## [TASK TO CARRY OUT]
Output every record verbatim, and omit each picture.

━━━ GIVEN RECORDS

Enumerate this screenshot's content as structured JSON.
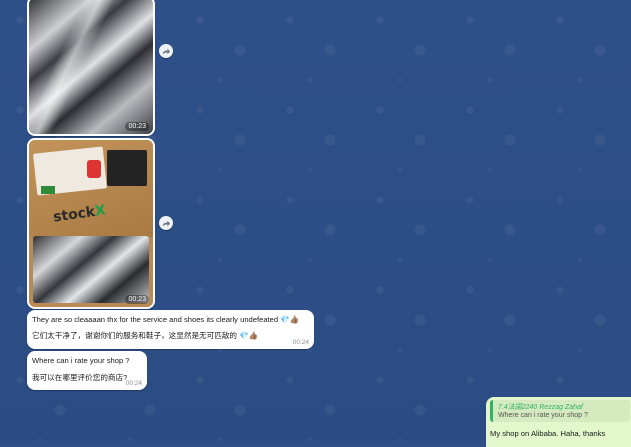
{
  "photos": [
    {
      "time": "00:23"
    },
    {
      "time": "00:23",
      "brand_text": "stock",
      "brand_mark": "X"
    }
  ],
  "messages": [
    {
      "line1": "They are so cleaaaan thx for the service and shoes its clearly undefeated",
      "line2": "它们太干净了，谢谢你们的服务和鞋子，这显然是无可匹敌的",
      "emoji_gem": "💎",
      "emoji_thumb": "👍🏽",
      "time": "00:24"
    },
    {
      "line1": "Where can i rate your shop ?",
      "line2": "我可以在哪里评价您的商店?",
      "time": "00:24"
    }
  ],
  "reply": {
    "quote_author": "7.4法国2240 Rezzag Zahaf",
    "quote_text": "Where can i rate your shop ?",
    "text": "My shop on Alibaba. Haha, thanks"
  },
  "colors": {
    "wallpaper": "#2d4f86",
    "incoming": "#ffffff",
    "outgoing": "#e2f7cb",
    "quote_accent": "#2fb36b"
  },
  "icons": {
    "forward": "forward-arrow-icon"
  }
}
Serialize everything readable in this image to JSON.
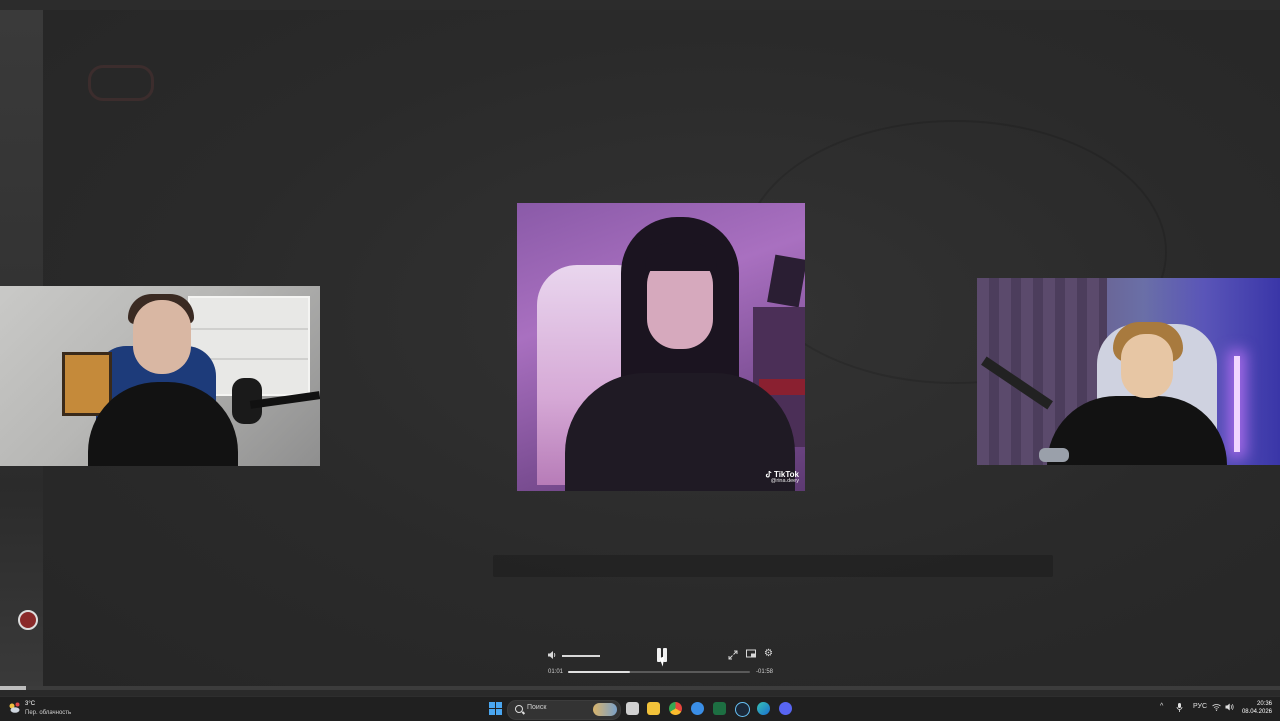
{
  "stream": {
    "center_video": {
      "tiktok_brand": "TikTok",
      "tiktok_handle": "@rina.deey"
    }
  },
  "player": {
    "elapsed": "01:01",
    "remaining": "-01:58",
    "progress_fraction": 0.34,
    "volume_fraction": 1.0,
    "state": "playing"
  },
  "page_seek": {
    "progress_fraction": 0.02
  },
  "taskbar": {
    "weather_temp": "3°C",
    "weather_condition": "Пер. облачность",
    "search_placeholder": "Поиск",
    "language": "РУС",
    "time": "20:36",
    "date": "08.04.2026",
    "apps": [
      "file-explorer-icon",
      "folder-icon",
      "chrome-icon",
      "browser-icon",
      "excel-icon",
      "steam-icon",
      "edge-icon",
      "discord-icon"
    ]
  },
  "colors": {
    "accent_blue": "#4aa6f0",
    "taskbar_bg": "#202020",
    "stage_bg": "#2a2a2a"
  }
}
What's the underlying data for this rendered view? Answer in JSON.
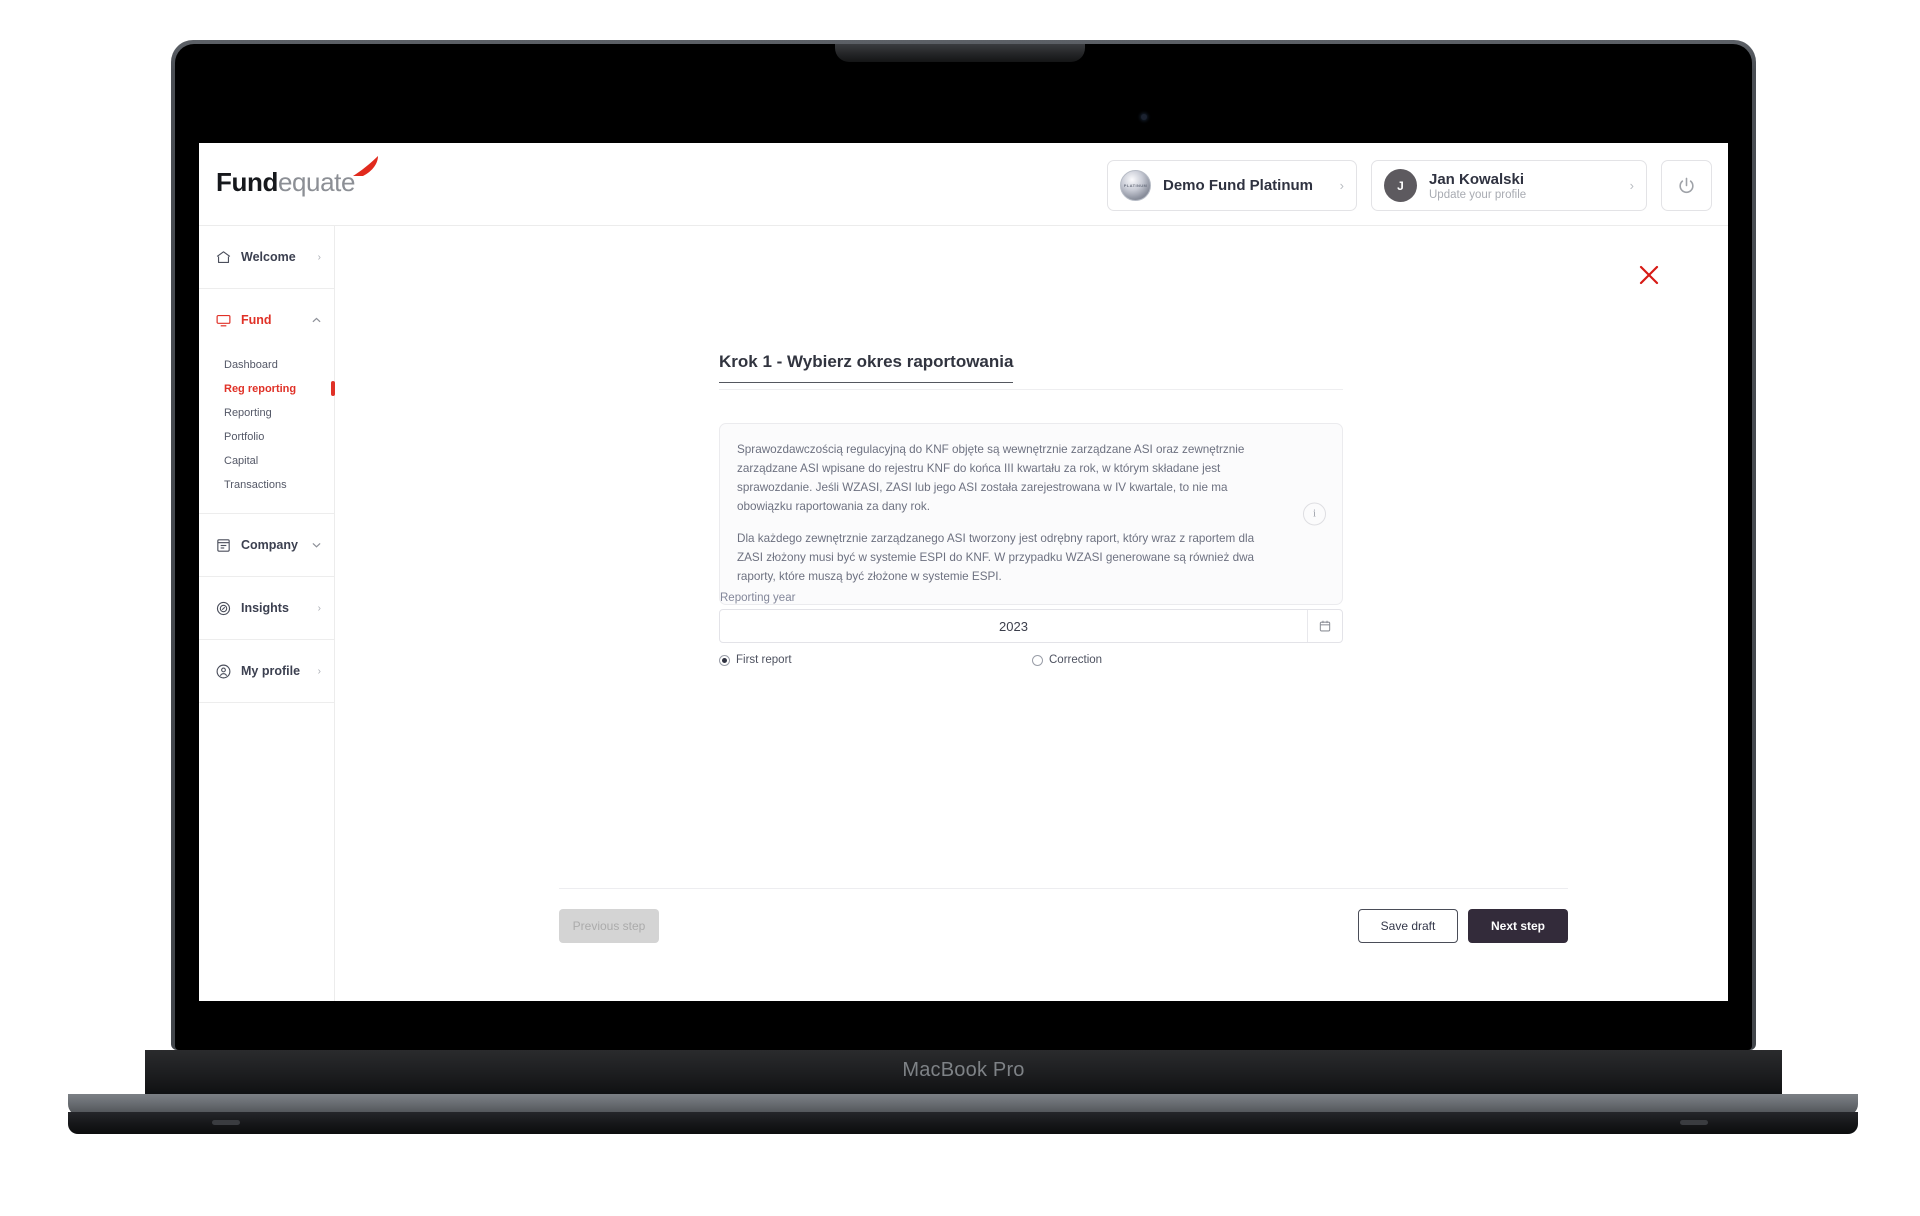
{
  "device": {
    "label": "MacBook Pro"
  },
  "header": {
    "logo": {
      "bold_part": "Fund",
      "light_part": "equate",
      "accent_color": "#e12a1d",
      "swoosh_icon": "red-swoosh-icon"
    },
    "fund_card": {
      "title": "Demo Fund Platinum",
      "badge_text": "PLATINUM",
      "chevron": "›"
    },
    "user_card": {
      "name": "Jan Kowalski",
      "subtitle": "Update your profile",
      "avatar_initial": "J",
      "chevron": "›"
    },
    "power_button_label": "power-icon"
  },
  "sidebar": {
    "items": [
      {
        "label": "Welcome",
        "icon": "home-icon",
        "chevron": "›",
        "active": false
      },
      {
        "label": "Fund",
        "icon": "monitor-icon",
        "chevron": "⌃",
        "active": true
      },
      {
        "label": "Company",
        "icon": "document-window-icon",
        "chevron": "⌄",
        "active": false
      },
      {
        "label": "Insights",
        "icon": "compass-icon",
        "chevron": "›",
        "active": false
      },
      {
        "label": "My profile",
        "icon": "user-badge-icon",
        "chevron": "›",
        "active": false
      }
    ],
    "fund_subitems": [
      {
        "label": "Dashboard",
        "active": false
      },
      {
        "label": "Reg reporting",
        "active": true
      },
      {
        "label": "Reporting",
        "active": false
      },
      {
        "label": "Portfolio",
        "active": false
      },
      {
        "label": "Capital",
        "active": false
      },
      {
        "label": "Transactions",
        "active": false
      }
    ],
    "active_color": "#e03127"
  },
  "main": {
    "close_label": "close-icon",
    "step_title": "Krok 1 - Wybierz okres raportowania",
    "info_box": {
      "paragraphs": [
        "Sprawozdawczością regulacyjną do KNF objęte są wewnętrznie zarządzane ASI oraz zewnętrznie zarządzane ASI wpisane do rejestru KNF do końca III kwartału za rok, w którym składane jest sprawozdanie. Jeśli WZASI, ZASI lub jego ASI została zarejestrowana w IV kwartale, to nie ma obowiązku raportowania za dany rok.",
        "Dla każdego zewnętrznie zarządzanego ASI tworzony jest odrębny raport, który wraz z raportem dla ZASI złożony musi być w systemie ESPI do KNF. W przypadku WZASI generowane są również dwa raporty, które muszą być złożone w systemie ESPI."
      ],
      "icon": "info-icon",
      "icon_glyph": "i"
    },
    "form": {
      "year_label": "Reporting year",
      "year_value": "2023",
      "calendar_icon": "calendar-icon",
      "radio_options": [
        {
          "label": "First report",
          "selected": true
        },
        {
          "label": "Correction",
          "selected": false
        }
      ]
    },
    "footer": {
      "previous_label": "Previous step",
      "previous_disabled": true,
      "save_label": "Save draft",
      "next_label": "Next step",
      "next_color": "#332b3a"
    }
  }
}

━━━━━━

## [EXERCISE ANSWER]
Enumerate this screenshot's content as structured JSON.
{
  "photos": [
    {
      "time": "00:23"
    },
    {
      "time": "00:23",
      "brand_text": "stock",
      "brand_mark": "X"
    }
  ],
  "messages": [
    {
      "line1": "They are so cleaaaan thx for the service and shoes its clearly undefeated",
      "line2": "它们太干净了，谢谢你们的服务和鞋子，这显然是无可匹敌的",
      "emoji_gem": "💎",
      "emoji_thumb": "👍🏽",
      "time": "00:24"
    },
    {
      "line1": "Where can i rate your shop ?",
      "line2": "我可以在哪里评价您的商店?",
      "time": "00:24"
    }
  ],
  "reply": {
    "quote_author": "7.4法国2240 Rezzag Zahaf",
    "quote_text": "Where can i rate your shop ?",
    "text": "My shop on Alibaba. Haha, thanks"
  },
  "colors": {
    "wallpaper": "#2d4f86",
    "incoming": "#ffffff",
    "outgoing": "#e2f7cb",
    "quote_accent": "#2fb36b"
  },
  "icons": {
    "forward": "forward-arrow-icon"
  }
}
Serialize everything readable in this image to JSON.
{
  "stream": {
    "center_video": {
      "tiktok_brand": "TikTok",
      "tiktok_handle": "@rina.deey"
    }
  },
  "player": {
    "elapsed": "01:01",
    "remaining": "-01:58",
    "progress_fraction": 0.34,
    "volume_fraction": 1.0,
    "state": "playing"
  },
  "page_seek": {
    "progress_fraction": 0.02
  },
  "taskbar": {
    "weather_temp": "3°C",
    "weather_condition": "Пер. облачность",
    "search_placeholder": "Поиск",
    "language": "РУС",
    "time": "20:36",
    "date": "08.04.2026",
    "apps": [
      "file-explorer-icon",
      "folder-icon",
      "chrome-icon",
      "browser-icon",
      "excel-icon",
      "steam-icon",
      "edge-icon",
      "discord-icon"
    ]
  },
  "colors": {
    "accent_blue": "#4aa6f0",
    "taskbar_bg": "#202020",
    "stage_bg": "#2a2a2a"
  }
}
What's the underlying data for this rendered view? Answer in JSON.
{
  "device": {
    "label": "MacBook Pro"
  },
  "header": {
    "logo": {
      "bold_part": "Fund",
      "light_part": "equate",
      "accent_color": "#e12a1d",
      "swoosh_icon": "red-swoosh-icon"
    },
    "fund_card": {
      "title": "Demo Fund Platinum",
      "badge_text": "PLATINUM",
      "chevron": "›"
    },
    "user_card": {
      "name": "Jan Kowalski",
      "subtitle": "Update your profile",
      "avatar_initial": "J",
      "chevron": "›"
    },
    "power_button_label": "power-icon"
  },
  "sidebar": {
    "items": [
      {
        "label": "Welcome",
        "icon": "home-icon",
        "chevron": "›",
        "active": false
      },
      {
        "label": "Fund",
        "icon": "monitor-icon",
        "chevron": "⌃",
        "active": true
      },
      {
        "label": "Company",
        "icon": "document-window-icon",
        "chevron": "⌄",
        "active": false
      },
      {
        "label": "Insights",
        "icon": "compass-icon",
        "chevron": "›",
        "active": false
      },
      {
        "label": "My profile",
        "icon": "user-badge-icon",
        "chevron": "›",
        "active": false
      }
    ],
    "fund_subitems": [
      {
        "label": "Dashboard",
        "active": false
      },
      {
        "label": "Reg reporting",
        "active": true
      },
      {
        "label": "Reporting",
        "active": false
      },
      {
        "label": "Portfolio",
        "active": false
      },
      {
        "label": "Capital",
        "active": false
      },
      {
        "label": "Transactions",
        "active": false
      }
    ],
    "active_color": "#e03127"
  },
  "main": {
    "close_label": "close-icon",
    "step_title": "Krok 1 - Wybierz okres raportowania",
    "info_box": {
      "paragraphs": [
        "Sprawozdawczością regulacyjną do KNF objęte są wewnętrznie zarządzane ASI oraz zewnętrznie zarządzane ASI wpisane do rejestru KNF do końca III kwartału za rok, w którym składane jest sprawozdanie. Jeśli WZASI, ZASI lub jego ASI została zarejestrowana w IV kwartale, to nie ma obowiązku raportowania za dany rok.",
        "Dla każdego zewnętrznie zarządzanego ASI tworzony jest odrębny raport, który wraz z raportem dla ZASI złożony musi być w systemie ESPI do KNF. W przypadku WZASI generowane są również dwa raporty, które muszą być złożone w systemie ESPI."
      ],
      "icon": "info-icon",
      "icon_glyph": "i"
    },
    "form": {
      "year_label": "Reporting year",
      "year_value": "2023",
      "calendar_icon": "calendar-icon",
      "radio_options": [
        {
          "label": "First report",
          "selected": true
        },
        {
          "label": "Correction",
          "selected": false
        }
      ]
    },
    "footer": {
      "previous_label": "Previous step",
      "previous_disabled": true,
      "save_label": "Save draft",
      "next_label": "Next step",
      "next_color": "#332b3a"
    }
  }
}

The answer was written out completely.